======== SOURCE INFORMATION

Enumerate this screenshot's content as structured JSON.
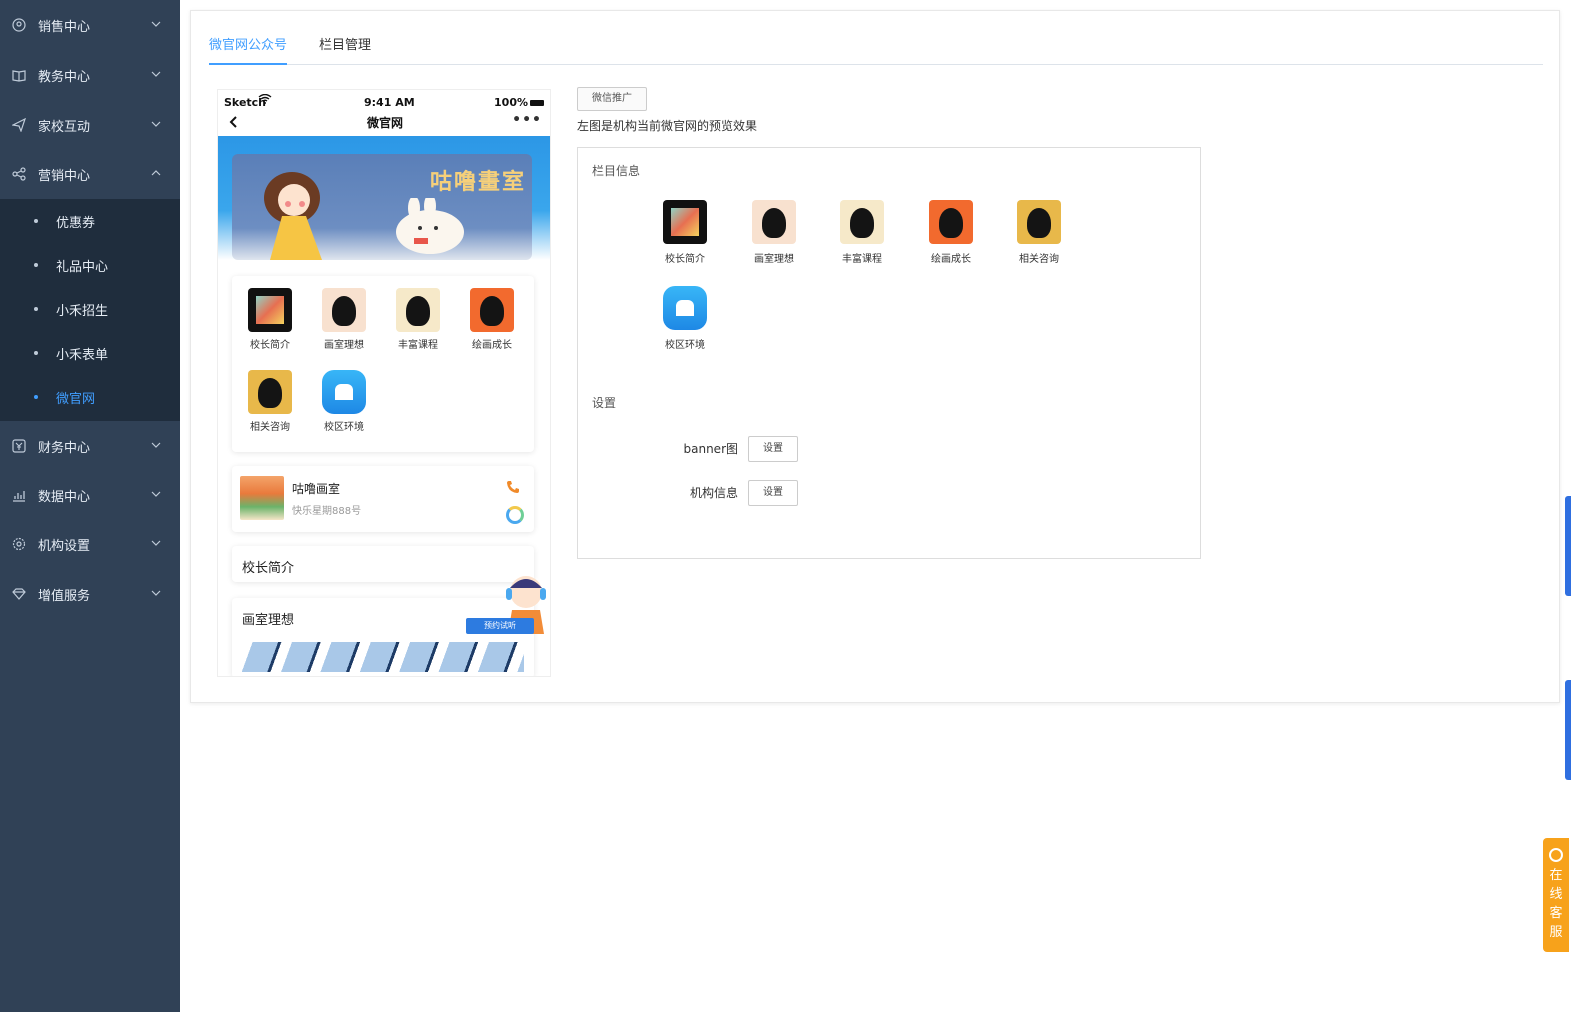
{
  "sidebar": {
    "items": [
      {
        "label": "销售中心",
        "icon": "user-circle-icon"
      },
      {
        "label": "教务中心",
        "icon": "book-icon"
      },
      {
        "label": "家校互动",
        "icon": "paper-plane-icon"
      },
      {
        "label": "营销中心",
        "icon": "share-icon"
      },
      {
        "label": "财务中心",
        "icon": "yen-icon"
      },
      {
        "label": "数据中心",
        "icon": "chart-icon"
      },
      {
        "label": "机构设置",
        "icon": "gear-icon"
      },
      {
        "label": "增值服务",
        "icon": "diamond-icon"
      }
    ],
    "submenu": [
      {
        "label": "优惠券"
      },
      {
        "label": "礼品中心"
      },
      {
        "label": "小禾招生"
      },
      {
        "label": "小禾表单"
      },
      {
        "label": "微官网"
      }
    ],
    "active_color": "#409eff"
  },
  "tabs": [
    {
      "label": "微官网公众号"
    },
    {
      "label": "栏目管理"
    }
  ],
  "phone": {
    "carrier": "Sketch",
    "time": "9:41 AM",
    "battery": "100%",
    "nav_title": "微官网",
    "more": "•••",
    "banner_text": "咕噜畫室",
    "grid": [
      {
        "label": "校长简介"
      },
      {
        "label": "画室理想"
      },
      {
        "label": "丰富课程"
      },
      {
        "label": "绘画成长"
      },
      {
        "label": "相关咨询"
      },
      {
        "label": "校区环境"
      }
    ],
    "org": {
      "name": "咕噜画室",
      "address": "快乐星期888号"
    },
    "sections": [
      {
        "title": "校长简介"
      },
      {
        "title": "画室理想"
      }
    ],
    "trial_button": "预约试听"
  },
  "right": {
    "promo_button": "微信推广",
    "preview_desc": "左图是机构当前微官网的预览效果",
    "column_info_title": "栏目信息",
    "columns": [
      {
        "label": "校长简介"
      },
      {
        "label": "画室理想"
      },
      {
        "label": "丰富课程"
      },
      {
        "label": "绘画成长"
      },
      {
        "label": "相关咨询"
      },
      {
        "label": "校区环境"
      }
    ],
    "settings_title": "设置",
    "settings": [
      {
        "label": "banner图",
        "button": "设置"
      },
      {
        "label": "机构信息",
        "button": "设置"
      }
    ]
  },
  "customer_service": {
    "label_chars": [
      "在",
      "线",
      "客",
      "服"
    ]
  }
}
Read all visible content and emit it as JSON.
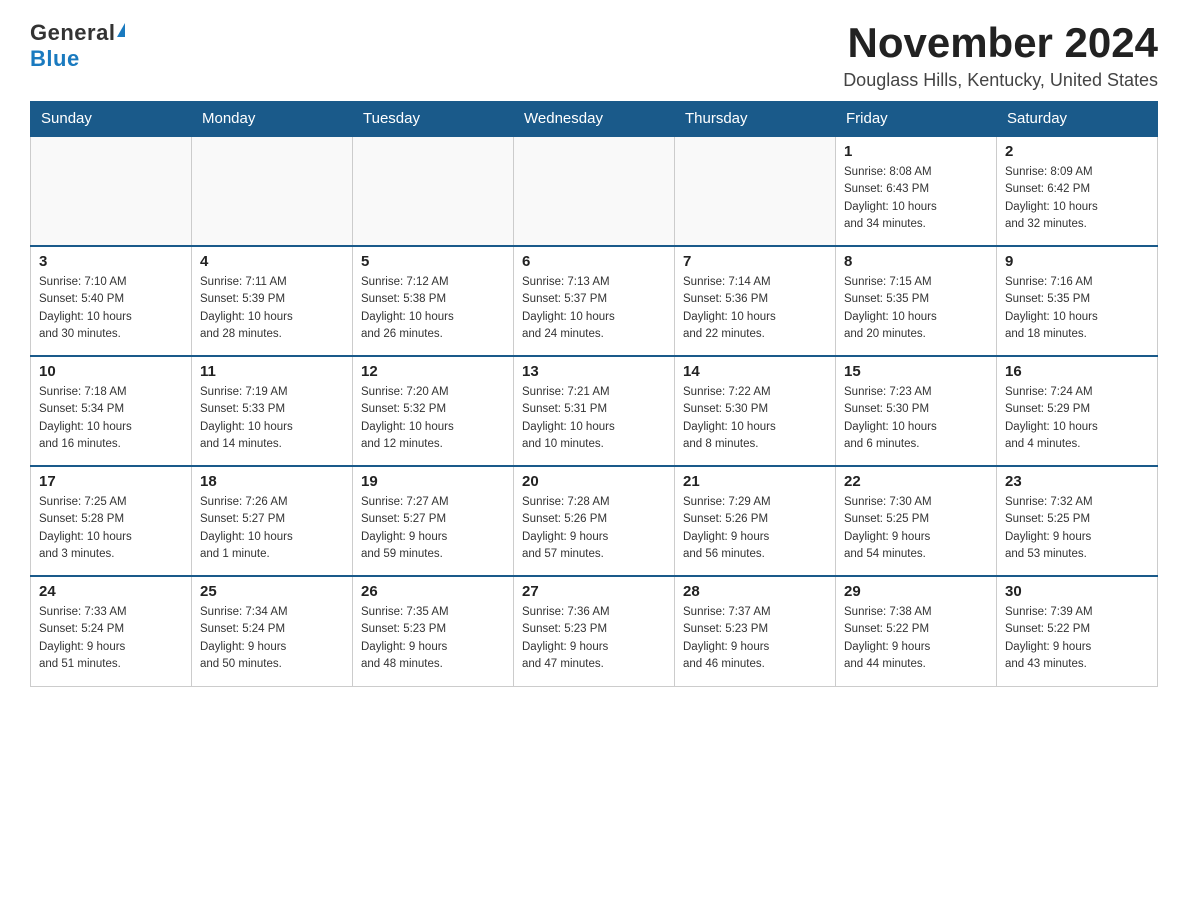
{
  "logo": {
    "general": "General",
    "blue": "Blue"
  },
  "title": "November 2024",
  "location": "Douglass Hills, Kentucky, United States",
  "headers": [
    "Sunday",
    "Monday",
    "Tuesday",
    "Wednesday",
    "Thursday",
    "Friday",
    "Saturday"
  ],
  "weeks": [
    [
      {
        "day": "",
        "info": ""
      },
      {
        "day": "",
        "info": ""
      },
      {
        "day": "",
        "info": ""
      },
      {
        "day": "",
        "info": ""
      },
      {
        "day": "",
        "info": ""
      },
      {
        "day": "1",
        "info": "Sunrise: 8:08 AM\nSunset: 6:43 PM\nDaylight: 10 hours\nand 34 minutes."
      },
      {
        "day": "2",
        "info": "Sunrise: 8:09 AM\nSunset: 6:42 PM\nDaylight: 10 hours\nand 32 minutes."
      }
    ],
    [
      {
        "day": "3",
        "info": "Sunrise: 7:10 AM\nSunset: 5:40 PM\nDaylight: 10 hours\nand 30 minutes."
      },
      {
        "day": "4",
        "info": "Sunrise: 7:11 AM\nSunset: 5:39 PM\nDaylight: 10 hours\nand 28 minutes."
      },
      {
        "day": "5",
        "info": "Sunrise: 7:12 AM\nSunset: 5:38 PM\nDaylight: 10 hours\nand 26 minutes."
      },
      {
        "day": "6",
        "info": "Sunrise: 7:13 AM\nSunset: 5:37 PM\nDaylight: 10 hours\nand 24 minutes."
      },
      {
        "day": "7",
        "info": "Sunrise: 7:14 AM\nSunset: 5:36 PM\nDaylight: 10 hours\nand 22 minutes."
      },
      {
        "day": "8",
        "info": "Sunrise: 7:15 AM\nSunset: 5:35 PM\nDaylight: 10 hours\nand 20 minutes."
      },
      {
        "day": "9",
        "info": "Sunrise: 7:16 AM\nSunset: 5:35 PM\nDaylight: 10 hours\nand 18 minutes."
      }
    ],
    [
      {
        "day": "10",
        "info": "Sunrise: 7:18 AM\nSunset: 5:34 PM\nDaylight: 10 hours\nand 16 minutes."
      },
      {
        "day": "11",
        "info": "Sunrise: 7:19 AM\nSunset: 5:33 PM\nDaylight: 10 hours\nand 14 minutes."
      },
      {
        "day": "12",
        "info": "Sunrise: 7:20 AM\nSunset: 5:32 PM\nDaylight: 10 hours\nand 12 minutes."
      },
      {
        "day": "13",
        "info": "Sunrise: 7:21 AM\nSunset: 5:31 PM\nDaylight: 10 hours\nand 10 minutes."
      },
      {
        "day": "14",
        "info": "Sunrise: 7:22 AM\nSunset: 5:30 PM\nDaylight: 10 hours\nand 8 minutes."
      },
      {
        "day": "15",
        "info": "Sunrise: 7:23 AM\nSunset: 5:30 PM\nDaylight: 10 hours\nand 6 minutes."
      },
      {
        "day": "16",
        "info": "Sunrise: 7:24 AM\nSunset: 5:29 PM\nDaylight: 10 hours\nand 4 minutes."
      }
    ],
    [
      {
        "day": "17",
        "info": "Sunrise: 7:25 AM\nSunset: 5:28 PM\nDaylight: 10 hours\nand 3 minutes."
      },
      {
        "day": "18",
        "info": "Sunrise: 7:26 AM\nSunset: 5:27 PM\nDaylight: 10 hours\nand 1 minute."
      },
      {
        "day": "19",
        "info": "Sunrise: 7:27 AM\nSunset: 5:27 PM\nDaylight: 9 hours\nand 59 minutes."
      },
      {
        "day": "20",
        "info": "Sunrise: 7:28 AM\nSunset: 5:26 PM\nDaylight: 9 hours\nand 57 minutes."
      },
      {
        "day": "21",
        "info": "Sunrise: 7:29 AM\nSunset: 5:26 PM\nDaylight: 9 hours\nand 56 minutes."
      },
      {
        "day": "22",
        "info": "Sunrise: 7:30 AM\nSunset: 5:25 PM\nDaylight: 9 hours\nand 54 minutes."
      },
      {
        "day": "23",
        "info": "Sunrise: 7:32 AM\nSunset: 5:25 PM\nDaylight: 9 hours\nand 53 minutes."
      }
    ],
    [
      {
        "day": "24",
        "info": "Sunrise: 7:33 AM\nSunset: 5:24 PM\nDaylight: 9 hours\nand 51 minutes."
      },
      {
        "day": "25",
        "info": "Sunrise: 7:34 AM\nSunset: 5:24 PM\nDaylight: 9 hours\nand 50 minutes."
      },
      {
        "day": "26",
        "info": "Sunrise: 7:35 AM\nSunset: 5:23 PM\nDaylight: 9 hours\nand 48 minutes."
      },
      {
        "day": "27",
        "info": "Sunrise: 7:36 AM\nSunset: 5:23 PM\nDaylight: 9 hours\nand 47 minutes."
      },
      {
        "day": "28",
        "info": "Sunrise: 7:37 AM\nSunset: 5:23 PM\nDaylight: 9 hours\nand 46 minutes."
      },
      {
        "day": "29",
        "info": "Sunrise: 7:38 AM\nSunset: 5:22 PM\nDaylight: 9 hours\nand 44 minutes."
      },
      {
        "day": "30",
        "info": "Sunrise: 7:39 AM\nSunset: 5:22 PM\nDaylight: 9 hours\nand 43 minutes."
      }
    ]
  ]
}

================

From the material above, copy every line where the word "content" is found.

REPLY:
Enumerate this screenshot's content as structured JSON.
Read all visible content and emit it as JSON.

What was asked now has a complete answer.